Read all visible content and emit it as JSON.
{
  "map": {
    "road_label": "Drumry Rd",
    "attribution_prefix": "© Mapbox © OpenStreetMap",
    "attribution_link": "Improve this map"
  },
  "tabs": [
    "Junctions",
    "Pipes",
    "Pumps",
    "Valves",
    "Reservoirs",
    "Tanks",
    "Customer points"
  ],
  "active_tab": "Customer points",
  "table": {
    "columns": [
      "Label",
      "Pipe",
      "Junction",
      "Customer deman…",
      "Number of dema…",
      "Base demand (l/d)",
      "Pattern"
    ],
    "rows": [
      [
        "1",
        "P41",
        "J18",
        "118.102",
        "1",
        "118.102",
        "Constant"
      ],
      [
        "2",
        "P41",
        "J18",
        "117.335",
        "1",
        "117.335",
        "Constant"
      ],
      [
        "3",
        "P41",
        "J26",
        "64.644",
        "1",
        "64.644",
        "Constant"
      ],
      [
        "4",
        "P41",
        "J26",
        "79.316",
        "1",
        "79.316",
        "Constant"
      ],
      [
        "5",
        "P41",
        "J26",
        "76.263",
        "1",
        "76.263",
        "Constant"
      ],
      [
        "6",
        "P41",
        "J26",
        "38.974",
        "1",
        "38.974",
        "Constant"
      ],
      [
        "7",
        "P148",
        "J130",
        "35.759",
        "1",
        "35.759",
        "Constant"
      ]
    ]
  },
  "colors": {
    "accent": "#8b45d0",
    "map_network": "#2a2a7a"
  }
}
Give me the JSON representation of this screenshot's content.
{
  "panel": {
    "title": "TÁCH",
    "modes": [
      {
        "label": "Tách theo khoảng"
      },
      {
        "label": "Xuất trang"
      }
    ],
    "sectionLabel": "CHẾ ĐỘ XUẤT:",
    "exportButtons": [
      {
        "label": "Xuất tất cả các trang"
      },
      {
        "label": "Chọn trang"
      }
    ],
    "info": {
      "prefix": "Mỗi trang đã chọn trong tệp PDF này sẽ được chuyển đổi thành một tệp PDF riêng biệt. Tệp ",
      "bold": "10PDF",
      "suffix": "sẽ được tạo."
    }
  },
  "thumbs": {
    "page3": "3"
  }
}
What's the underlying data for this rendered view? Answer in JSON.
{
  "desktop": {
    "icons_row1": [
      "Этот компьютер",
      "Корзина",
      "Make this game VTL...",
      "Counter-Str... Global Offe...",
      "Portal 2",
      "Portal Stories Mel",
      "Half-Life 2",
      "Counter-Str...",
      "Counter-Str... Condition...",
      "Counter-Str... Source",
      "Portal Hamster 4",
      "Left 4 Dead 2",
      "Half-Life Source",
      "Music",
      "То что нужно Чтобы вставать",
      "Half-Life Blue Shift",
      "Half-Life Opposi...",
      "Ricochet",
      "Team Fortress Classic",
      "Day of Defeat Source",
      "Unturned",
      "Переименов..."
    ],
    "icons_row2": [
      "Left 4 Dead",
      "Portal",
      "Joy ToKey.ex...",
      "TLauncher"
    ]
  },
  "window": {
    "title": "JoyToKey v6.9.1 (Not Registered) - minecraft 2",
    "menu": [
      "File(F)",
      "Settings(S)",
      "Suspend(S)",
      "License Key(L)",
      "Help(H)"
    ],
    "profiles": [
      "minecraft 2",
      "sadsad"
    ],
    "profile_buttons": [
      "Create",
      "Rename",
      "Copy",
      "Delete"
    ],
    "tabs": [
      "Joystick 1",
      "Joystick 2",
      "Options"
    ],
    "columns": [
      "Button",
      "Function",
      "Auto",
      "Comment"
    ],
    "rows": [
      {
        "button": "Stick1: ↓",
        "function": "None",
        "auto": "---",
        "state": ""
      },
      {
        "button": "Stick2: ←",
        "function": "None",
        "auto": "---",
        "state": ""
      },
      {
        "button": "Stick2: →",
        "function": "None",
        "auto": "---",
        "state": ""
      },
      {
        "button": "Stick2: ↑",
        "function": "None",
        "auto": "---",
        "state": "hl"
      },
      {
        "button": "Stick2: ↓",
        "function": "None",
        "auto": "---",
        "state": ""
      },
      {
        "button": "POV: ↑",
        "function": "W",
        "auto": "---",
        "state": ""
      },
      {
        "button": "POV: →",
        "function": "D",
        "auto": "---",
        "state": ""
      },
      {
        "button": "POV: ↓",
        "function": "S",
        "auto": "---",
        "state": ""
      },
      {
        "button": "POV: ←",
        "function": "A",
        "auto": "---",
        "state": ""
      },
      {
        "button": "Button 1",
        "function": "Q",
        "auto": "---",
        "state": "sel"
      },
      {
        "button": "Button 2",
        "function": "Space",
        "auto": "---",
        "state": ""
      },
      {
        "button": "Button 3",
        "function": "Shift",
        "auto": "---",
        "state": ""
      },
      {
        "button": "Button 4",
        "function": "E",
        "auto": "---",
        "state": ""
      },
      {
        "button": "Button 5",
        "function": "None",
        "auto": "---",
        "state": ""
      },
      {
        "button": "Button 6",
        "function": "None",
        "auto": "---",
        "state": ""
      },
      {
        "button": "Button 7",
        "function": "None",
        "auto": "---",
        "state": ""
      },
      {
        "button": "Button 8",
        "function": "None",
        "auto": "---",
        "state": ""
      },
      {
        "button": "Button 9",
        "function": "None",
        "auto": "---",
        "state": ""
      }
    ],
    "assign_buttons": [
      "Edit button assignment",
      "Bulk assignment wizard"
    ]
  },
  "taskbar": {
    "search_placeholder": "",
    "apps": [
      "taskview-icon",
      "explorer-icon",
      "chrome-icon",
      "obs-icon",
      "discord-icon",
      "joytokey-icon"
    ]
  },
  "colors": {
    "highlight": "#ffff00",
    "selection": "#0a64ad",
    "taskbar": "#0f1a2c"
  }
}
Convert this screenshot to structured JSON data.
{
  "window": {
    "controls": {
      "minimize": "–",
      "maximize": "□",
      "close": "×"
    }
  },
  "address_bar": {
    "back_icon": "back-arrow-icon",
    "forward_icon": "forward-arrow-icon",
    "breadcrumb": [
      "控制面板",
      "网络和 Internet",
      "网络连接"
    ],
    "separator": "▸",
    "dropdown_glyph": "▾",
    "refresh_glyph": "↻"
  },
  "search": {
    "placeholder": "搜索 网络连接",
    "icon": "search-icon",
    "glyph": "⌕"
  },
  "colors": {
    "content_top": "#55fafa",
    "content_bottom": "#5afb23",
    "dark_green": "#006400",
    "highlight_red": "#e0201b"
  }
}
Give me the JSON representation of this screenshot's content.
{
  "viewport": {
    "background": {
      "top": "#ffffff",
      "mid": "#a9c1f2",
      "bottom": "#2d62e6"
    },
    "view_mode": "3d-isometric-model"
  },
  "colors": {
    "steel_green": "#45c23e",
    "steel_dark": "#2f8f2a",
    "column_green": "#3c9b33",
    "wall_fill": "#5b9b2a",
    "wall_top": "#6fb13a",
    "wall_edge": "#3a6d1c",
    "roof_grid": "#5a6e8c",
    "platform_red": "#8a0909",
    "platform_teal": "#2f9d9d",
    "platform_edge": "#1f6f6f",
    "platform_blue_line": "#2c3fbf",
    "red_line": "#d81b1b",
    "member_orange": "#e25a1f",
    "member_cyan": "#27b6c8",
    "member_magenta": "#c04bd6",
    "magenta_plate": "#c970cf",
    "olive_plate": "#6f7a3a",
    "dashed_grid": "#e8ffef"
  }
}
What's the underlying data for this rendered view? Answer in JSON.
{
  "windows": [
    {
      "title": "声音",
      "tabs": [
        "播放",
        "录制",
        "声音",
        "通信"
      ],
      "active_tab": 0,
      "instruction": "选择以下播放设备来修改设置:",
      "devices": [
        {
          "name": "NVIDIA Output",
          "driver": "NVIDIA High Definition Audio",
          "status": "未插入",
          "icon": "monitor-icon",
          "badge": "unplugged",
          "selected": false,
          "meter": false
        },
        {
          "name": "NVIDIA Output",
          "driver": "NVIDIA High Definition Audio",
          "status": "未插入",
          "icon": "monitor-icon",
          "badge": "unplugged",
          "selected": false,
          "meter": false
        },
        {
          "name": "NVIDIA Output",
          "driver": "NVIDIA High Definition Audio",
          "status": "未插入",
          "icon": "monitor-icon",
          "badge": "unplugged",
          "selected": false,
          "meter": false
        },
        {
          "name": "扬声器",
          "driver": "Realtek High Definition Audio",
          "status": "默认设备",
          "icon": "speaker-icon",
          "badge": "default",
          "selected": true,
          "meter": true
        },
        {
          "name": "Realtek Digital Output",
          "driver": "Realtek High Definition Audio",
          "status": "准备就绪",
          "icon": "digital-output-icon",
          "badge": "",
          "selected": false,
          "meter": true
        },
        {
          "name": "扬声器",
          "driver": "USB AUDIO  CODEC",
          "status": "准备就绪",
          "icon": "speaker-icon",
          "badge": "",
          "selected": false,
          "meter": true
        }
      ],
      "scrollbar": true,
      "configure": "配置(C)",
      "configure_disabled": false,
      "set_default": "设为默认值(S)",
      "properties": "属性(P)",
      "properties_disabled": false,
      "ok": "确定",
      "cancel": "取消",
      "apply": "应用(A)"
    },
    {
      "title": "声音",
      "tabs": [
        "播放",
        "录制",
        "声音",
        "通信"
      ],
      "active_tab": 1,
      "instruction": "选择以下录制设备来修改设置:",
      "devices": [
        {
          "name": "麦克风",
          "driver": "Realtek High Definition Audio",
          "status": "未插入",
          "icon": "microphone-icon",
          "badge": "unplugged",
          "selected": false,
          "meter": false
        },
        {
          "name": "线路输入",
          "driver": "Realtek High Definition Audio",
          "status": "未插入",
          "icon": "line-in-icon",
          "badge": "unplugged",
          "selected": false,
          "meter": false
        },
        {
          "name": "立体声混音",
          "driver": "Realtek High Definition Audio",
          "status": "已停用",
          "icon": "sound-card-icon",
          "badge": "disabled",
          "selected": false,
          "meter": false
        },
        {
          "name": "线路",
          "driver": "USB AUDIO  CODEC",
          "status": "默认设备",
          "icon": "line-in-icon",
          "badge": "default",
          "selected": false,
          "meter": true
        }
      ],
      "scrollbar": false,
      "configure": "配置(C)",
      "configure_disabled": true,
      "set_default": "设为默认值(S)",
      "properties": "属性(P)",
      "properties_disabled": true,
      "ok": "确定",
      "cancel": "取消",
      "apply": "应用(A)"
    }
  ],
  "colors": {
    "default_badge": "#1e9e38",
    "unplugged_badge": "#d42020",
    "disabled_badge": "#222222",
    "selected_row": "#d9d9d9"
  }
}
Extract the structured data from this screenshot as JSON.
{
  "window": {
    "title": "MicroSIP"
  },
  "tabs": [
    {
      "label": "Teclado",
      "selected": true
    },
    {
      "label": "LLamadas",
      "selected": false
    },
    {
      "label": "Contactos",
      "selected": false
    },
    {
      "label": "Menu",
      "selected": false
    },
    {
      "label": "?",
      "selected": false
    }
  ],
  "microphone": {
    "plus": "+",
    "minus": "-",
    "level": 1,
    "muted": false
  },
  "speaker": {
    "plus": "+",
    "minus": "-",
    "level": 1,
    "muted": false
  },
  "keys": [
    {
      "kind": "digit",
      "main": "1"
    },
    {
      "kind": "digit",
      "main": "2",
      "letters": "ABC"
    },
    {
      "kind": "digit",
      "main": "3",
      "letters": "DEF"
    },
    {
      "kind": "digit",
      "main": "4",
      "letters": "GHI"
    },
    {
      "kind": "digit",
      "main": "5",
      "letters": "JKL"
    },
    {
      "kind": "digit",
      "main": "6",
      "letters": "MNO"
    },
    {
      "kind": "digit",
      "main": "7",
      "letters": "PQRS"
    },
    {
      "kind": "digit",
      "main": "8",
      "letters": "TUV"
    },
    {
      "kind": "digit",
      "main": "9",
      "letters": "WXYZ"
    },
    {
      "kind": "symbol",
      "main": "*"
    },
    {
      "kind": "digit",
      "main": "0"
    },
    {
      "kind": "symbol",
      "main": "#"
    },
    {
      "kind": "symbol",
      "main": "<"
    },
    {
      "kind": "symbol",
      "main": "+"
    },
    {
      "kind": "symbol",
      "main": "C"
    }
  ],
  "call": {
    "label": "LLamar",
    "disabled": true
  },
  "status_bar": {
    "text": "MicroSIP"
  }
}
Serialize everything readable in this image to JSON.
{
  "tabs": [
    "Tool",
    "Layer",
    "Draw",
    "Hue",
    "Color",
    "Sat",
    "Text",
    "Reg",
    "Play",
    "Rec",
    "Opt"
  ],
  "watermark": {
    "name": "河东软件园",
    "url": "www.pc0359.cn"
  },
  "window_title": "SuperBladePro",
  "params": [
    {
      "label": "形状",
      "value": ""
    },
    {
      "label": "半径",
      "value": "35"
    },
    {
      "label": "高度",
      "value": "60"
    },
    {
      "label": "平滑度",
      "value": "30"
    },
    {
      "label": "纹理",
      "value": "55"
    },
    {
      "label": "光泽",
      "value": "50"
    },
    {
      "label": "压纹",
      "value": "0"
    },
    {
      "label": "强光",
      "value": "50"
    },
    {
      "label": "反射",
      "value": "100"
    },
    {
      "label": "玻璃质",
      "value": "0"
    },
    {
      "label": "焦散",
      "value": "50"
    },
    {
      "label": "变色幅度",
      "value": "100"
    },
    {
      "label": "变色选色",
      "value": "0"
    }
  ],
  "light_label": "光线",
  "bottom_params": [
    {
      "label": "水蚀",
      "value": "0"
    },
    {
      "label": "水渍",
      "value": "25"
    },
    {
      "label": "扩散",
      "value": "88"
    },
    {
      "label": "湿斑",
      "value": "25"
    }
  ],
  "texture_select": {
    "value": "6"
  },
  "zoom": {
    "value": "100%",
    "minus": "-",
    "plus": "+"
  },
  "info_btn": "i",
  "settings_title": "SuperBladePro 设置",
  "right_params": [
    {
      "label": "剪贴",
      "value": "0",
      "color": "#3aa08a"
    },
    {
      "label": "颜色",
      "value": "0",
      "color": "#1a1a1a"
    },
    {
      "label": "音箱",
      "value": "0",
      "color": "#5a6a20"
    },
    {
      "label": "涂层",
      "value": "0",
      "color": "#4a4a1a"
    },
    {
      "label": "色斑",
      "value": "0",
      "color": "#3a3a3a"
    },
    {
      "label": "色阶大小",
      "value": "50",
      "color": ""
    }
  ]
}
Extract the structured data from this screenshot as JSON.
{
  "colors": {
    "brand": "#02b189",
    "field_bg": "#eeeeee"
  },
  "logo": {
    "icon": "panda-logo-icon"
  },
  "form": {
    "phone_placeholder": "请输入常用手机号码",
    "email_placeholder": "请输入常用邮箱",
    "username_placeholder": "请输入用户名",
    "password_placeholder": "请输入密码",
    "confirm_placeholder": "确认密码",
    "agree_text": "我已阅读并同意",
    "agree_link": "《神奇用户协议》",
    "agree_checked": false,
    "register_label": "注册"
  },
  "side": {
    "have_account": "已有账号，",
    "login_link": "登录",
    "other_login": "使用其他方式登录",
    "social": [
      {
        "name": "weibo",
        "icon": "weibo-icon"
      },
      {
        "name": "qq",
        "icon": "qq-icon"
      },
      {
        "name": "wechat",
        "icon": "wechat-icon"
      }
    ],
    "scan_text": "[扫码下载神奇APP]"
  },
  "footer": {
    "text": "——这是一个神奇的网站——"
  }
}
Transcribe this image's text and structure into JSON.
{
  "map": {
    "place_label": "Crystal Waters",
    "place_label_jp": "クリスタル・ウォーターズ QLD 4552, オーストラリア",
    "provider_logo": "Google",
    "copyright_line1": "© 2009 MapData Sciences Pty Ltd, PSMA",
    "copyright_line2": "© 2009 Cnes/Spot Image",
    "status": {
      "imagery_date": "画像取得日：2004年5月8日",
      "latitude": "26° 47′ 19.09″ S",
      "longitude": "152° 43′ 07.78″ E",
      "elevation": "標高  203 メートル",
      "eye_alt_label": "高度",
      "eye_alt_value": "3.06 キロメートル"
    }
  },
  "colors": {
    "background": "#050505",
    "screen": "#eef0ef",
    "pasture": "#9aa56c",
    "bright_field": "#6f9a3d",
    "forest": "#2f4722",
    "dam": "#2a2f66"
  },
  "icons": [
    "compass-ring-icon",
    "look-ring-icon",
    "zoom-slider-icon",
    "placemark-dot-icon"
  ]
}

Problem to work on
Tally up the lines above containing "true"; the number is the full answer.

Final answer
10